As for building The Garden Coop in an area with high winds, I’ve had a couple customers in hurricane country anchor 4×4 posts for the corners and attach the walls to those. A simpler way would be to anchor the coop with augur anchors, the kind used to anchor sheds. The kits you can get for this usually include four or so anchors of either 15″ or 30″ depth (one for each corner) plus a length of cable. You screw the anchors into the ground, loop the cable through, then secure it to either the bottom of the frame or drape it up over the rafters if you feel you need to anchor from the top. (This is all in addition to the anchoring that results from trenching the hardware cloth.)
Augur anchors will be very effective on The Garden Coop, since they’re designed to hold against the greater stresses endured by solid-walled sheds. It might seem counterintuitive that an airy looking structure like The Garden Coop would actually have less stress on it from wind than a solid-walled shed, but because the wind flows through it, there isn’t the force/pressure against walls that lead to tipping.
A couple other customers have sent me video and photos of their coops during or after Superstorm Sandy in 2012. Here’s one of them. Neither customer had any issues with their Garden Coop.
Hope this helps.

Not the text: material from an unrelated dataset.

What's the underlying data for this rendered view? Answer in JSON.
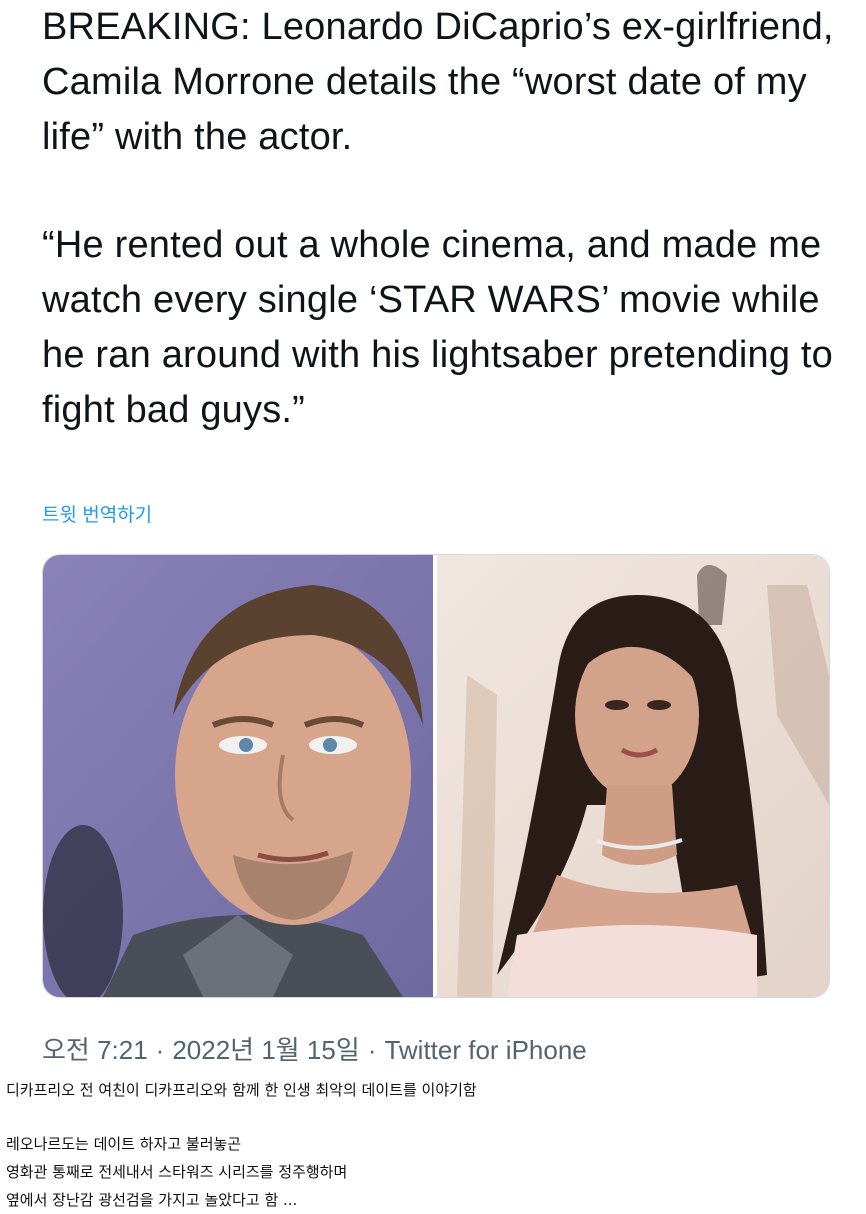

Probably too late to be useful Wendy, but I’ll answer for anyone else interested. Heat wasn’t really a problem as they look clear but were the lightly tinted ones, also, it’s under a live oak and gets only dappled sunlight. Branches dropping occasionally from the mature tree however started cracking the panels. So I replaced the vinyl roofing panels with galvanized steel roofing panels. I thought it would be too dark but it helped with heat and hasn’t been damaged by any branches etc. I (easily) added height to the Garden Coop since I’m tall and didn’t want to stoop. It’s easily modified to suit your needs.
I love the different stains on the exterior. Very striking. The window in the henhouse door is a nice touch.